REQUIRED WORK: In the material below, find each line holding the string "Trades" and copy it.

MATERIAL FOR THE TASK:
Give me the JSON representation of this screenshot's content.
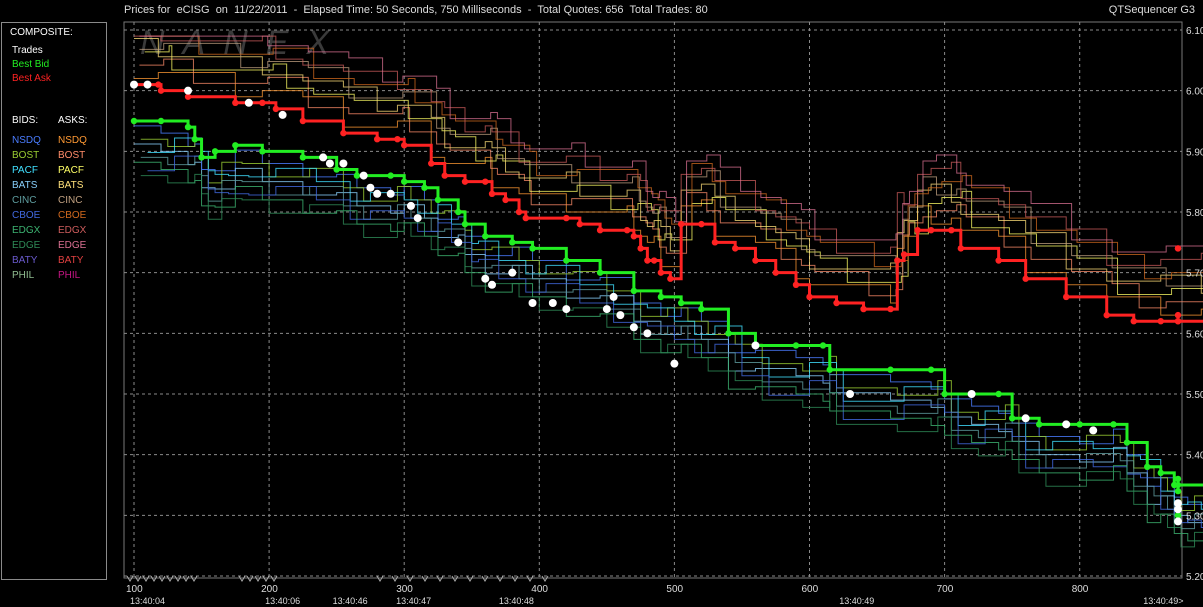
{
  "header": {
    "title": "Prices for  eCISG  on  11/22/2011  -  Elapsed Time: 50 Seconds, 750 Milliseconds  -  Total Quotes: 656  Total Trades: 80",
    "brand": "QTSequencer G3",
    "watermark": "NANEX"
  },
  "legend": {
    "composite_heading": "COMPOSITE:",
    "composite": [
      {
        "label": "Trades",
        "color": "#ffffff"
      },
      {
        "label": "Best Bid",
        "color": "#22ee22"
      },
      {
        "label": "Best Ask",
        "color": "#ff2222"
      }
    ],
    "bids_heading": "BIDS:",
    "asks_heading": "ASKS:",
    "exchanges": [
      {
        "bid": "NSDQ",
        "ask": "NSDQ",
        "bid_color": "#4a7cff",
        "ask_color": "#ff9933"
      },
      {
        "bid": "BOST",
        "ask": "BOST",
        "bid_color": "#9acd32",
        "ask_color": "#ff8c69"
      },
      {
        "bid": "PACF",
        "ask": "PACF",
        "bid_color": "#40e0ff",
        "ask_color": "#ffff66"
      },
      {
        "bid": "BATS",
        "ask": "BATS",
        "bid_color": "#87cefa",
        "ask_color": "#ffe07a"
      },
      {
        "bid": "CINC",
        "ask": "CINC",
        "bid_color": "#5f9ea0",
        "ask_color": "#c0a080"
      },
      {
        "bid": "CBOE",
        "ask": "CBOE",
        "bid_color": "#4169e1",
        "ask_color": "#d2691e"
      },
      {
        "bid": "EDGX",
        "ask": "EDGX",
        "bid_color": "#3cb371",
        "ask_color": "#cd5c5c"
      },
      {
        "bid": "EDGE",
        "ask": "EDGE",
        "bid_color": "#2e8b57",
        "ask_color": "#db7093"
      },
      {
        "bid": "BATY",
        "ask": "BATY",
        "bid_color": "#6a5acd",
        "ask_color": "#e04040"
      },
      {
        "bid": "PHIL",
        "ask": "PHIL",
        "bid_color": "#8fbc8f",
        "ask_color": "#c71585"
      }
    ]
  },
  "chart_data": {
    "type": "line",
    "ylim": [
      5.2,
      6.1
    ],
    "xlim": [
      100,
      880
    ],
    "y_ticks": [
      "5.20",
      "5.30",
      "5.40",
      "5.50",
      "5.60",
      "5.70",
      "5.80",
      "5.90",
      "6.00",
      "6.10"
    ],
    "x_ticks": [
      "100",
      "200",
      "300",
      "400",
      "500",
      "600",
      "700",
      "800"
    ],
    "x_tick_values": [
      100,
      200,
      300,
      400,
      500,
      600,
      700,
      800
    ],
    "time_labels": [
      {
        "x": 100,
        "label": "13:40:04"
      },
      {
        "x": 200,
        "label": "13:40:06"
      },
      {
        "x": 250,
        "label": "13:40:46"
      },
      {
        "x": 297,
        "label": "13:40:47"
      },
      {
        "x": 373,
        "label": "13:40:48"
      },
      {
        "x": 625,
        "label": "13:40:49"
      },
      {
        "x": 850,
        "label": "13:40:49>"
      }
    ],
    "grid": true,
    "series": [
      {
        "name": "Best Ask",
        "points": [
          [
            100,
            6.01
          ],
          [
            118,
            6.01
          ],
          [
            120,
            6.0
          ],
          [
            140,
            5.99
          ],
          [
            175,
            5.98
          ],
          [
            195,
            5.98
          ],
          [
            205,
            5.97
          ],
          [
            225,
            5.95
          ],
          [
            255,
            5.93
          ],
          [
            280,
            5.92
          ],
          [
            295,
            5.92
          ],
          [
            300,
            5.91
          ],
          [
            320,
            5.88
          ],
          [
            330,
            5.86
          ],
          [
            345,
            5.85
          ],
          [
            360,
            5.85
          ],
          [
            365,
            5.83
          ],
          [
            375,
            5.82
          ],
          [
            385,
            5.8
          ],
          [
            390,
            5.79
          ],
          [
            420,
            5.79
          ],
          [
            430,
            5.78
          ],
          [
            445,
            5.77
          ],
          [
            465,
            5.77
          ],
          [
            470,
            5.76
          ],
          [
            475,
            5.74
          ],
          [
            480,
            5.72
          ],
          [
            485,
            5.72
          ],
          [
            490,
            5.7
          ],
          [
            497,
            5.69
          ],
          [
            505,
            5.78
          ],
          [
            520,
            5.78
          ],
          [
            530,
            5.75
          ],
          [
            545,
            5.74
          ],
          [
            560,
            5.72
          ],
          [
            575,
            5.7
          ],
          [
            590,
            5.68
          ],
          [
            600,
            5.66
          ],
          [
            620,
            5.65
          ],
          [
            640,
            5.64
          ],
          [
            660,
            5.64
          ],
          [
            665,
            5.72
          ],
          [
            670,
            5.73
          ],
          [
            680,
            5.77
          ],
          [
            690,
            5.77
          ],
          [
            705,
            5.77
          ],
          [
            712,
            5.74
          ],
          [
            740,
            5.72
          ],
          [
            760,
            5.69
          ],
          [
            790,
            5.66
          ],
          [
            820,
            5.63
          ],
          [
            840,
            5.62
          ],
          [
            860,
            5.62
          ],
          [
            890,
            5.62
          ],
          [
            925,
            5.62
          ],
          [
            935,
            5.63
          ],
          [
            940,
            5.74
          ],
          [
            980,
            5.74
          ]
        ]
      },
      {
        "name": "Best Bid",
        "points": [
          [
            100,
            5.95
          ],
          [
            120,
            5.95
          ],
          [
            140,
            5.94
          ],
          [
            145,
            5.92
          ],
          [
            150,
            5.89
          ],
          [
            160,
            5.9
          ],
          [
            175,
            5.91
          ],
          [
            195,
            5.9
          ],
          [
            225,
            5.89
          ],
          [
            250,
            5.87
          ],
          [
            265,
            5.86
          ],
          [
            290,
            5.86
          ],
          [
            300,
            5.85
          ],
          [
            315,
            5.84
          ],
          [
            325,
            5.82
          ],
          [
            340,
            5.8
          ],
          [
            345,
            5.78
          ],
          [
            360,
            5.76
          ],
          [
            380,
            5.75
          ],
          [
            395,
            5.74
          ],
          [
            420,
            5.72
          ],
          [
            445,
            5.7
          ],
          [
            470,
            5.67
          ],
          [
            490,
            5.66
          ],
          [
            505,
            5.65
          ],
          [
            520,
            5.64
          ],
          [
            540,
            5.6
          ],
          [
            560,
            5.58
          ],
          [
            590,
            5.58
          ],
          [
            610,
            5.58
          ],
          [
            615,
            5.54
          ],
          [
            660,
            5.54
          ],
          [
            690,
            5.54
          ],
          [
            700,
            5.5
          ],
          [
            720,
            5.5
          ],
          [
            740,
            5.5
          ],
          [
            750,
            5.46
          ],
          [
            770,
            5.45
          ],
          [
            800,
            5.45
          ],
          [
            825,
            5.45
          ],
          [
            835,
            5.42
          ],
          [
            850,
            5.38
          ],
          [
            860,
            5.37
          ],
          [
            870,
            5.35
          ],
          [
            880,
            5.35
          ],
          [
            905,
            5.34
          ],
          [
            920,
            5.3
          ],
          [
            940,
            5.3
          ],
          [
            950,
            5.29
          ],
          [
            960,
            5.31
          ],
          [
            975,
            5.31
          ],
          [
            980,
            5.36
          ]
        ]
      },
      {
        "name": "Trades",
        "points": [
          [
            100,
            6.01
          ],
          [
            110,
            6.01
          ],
          [
            140,
            6.0
          ],
          [
            185,
            5.98
          ],
          [
            210,
            5.96
          ],
          [
            240,
            5.89
          ],
          [
            245,
            5.88
          ],
          [
            255,
            5.88
          ],
          [
            270,
            5.86
          ],
          [
            275,
            5.84
          ],
          [
            280,
            5.83
          ],
          [
            290,
            5.83
          ],
          [
            305,
            5.81
          ],
          [
            310,
            5.79
          ],
          [
            340,
            5.75
          ],
          [
            360,
            5.69
          ],
          [
            365,
            5.68
          ],
          [
            380,
            5.7
          ],
          [
            395,
            5.65
          ],
          [
            410,
            5.65
          ],
          [
            420,
            5.64
          ],
          [
            450,
            5.64
          ],
          [
            455,
            5.66
          ],
          [
            460,
            5.63
          ],
          [
            470,
            5.61
          ],
          [
            480,
            5.6
          ],
          [
            500,
            5.55
          ],
          [
            560,
            5.58
          ],
          [
            630,
            5.5
          ],
          [
            720,
            5.5
          ],
          [
            760,
            5.46
          ],
          [
            790,
            5.45
          ],
          [
            810,
            5.44
          ],
          [
            950,
            5.31
          ],
          [
            980,
            5.29
          ],
          [
            990,
            5.32
          ]
        ]
      }
    ]
  }
}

TASK ANSWER:
    "title": "Prices for  eCISG  on  11/22/2011  -  Elapsed Time: 50 Seconds, 750 Milliseconds  -  Total Quotes: 656  Total Trades: 80",
        "label": "Trades",
        "name": "Trades",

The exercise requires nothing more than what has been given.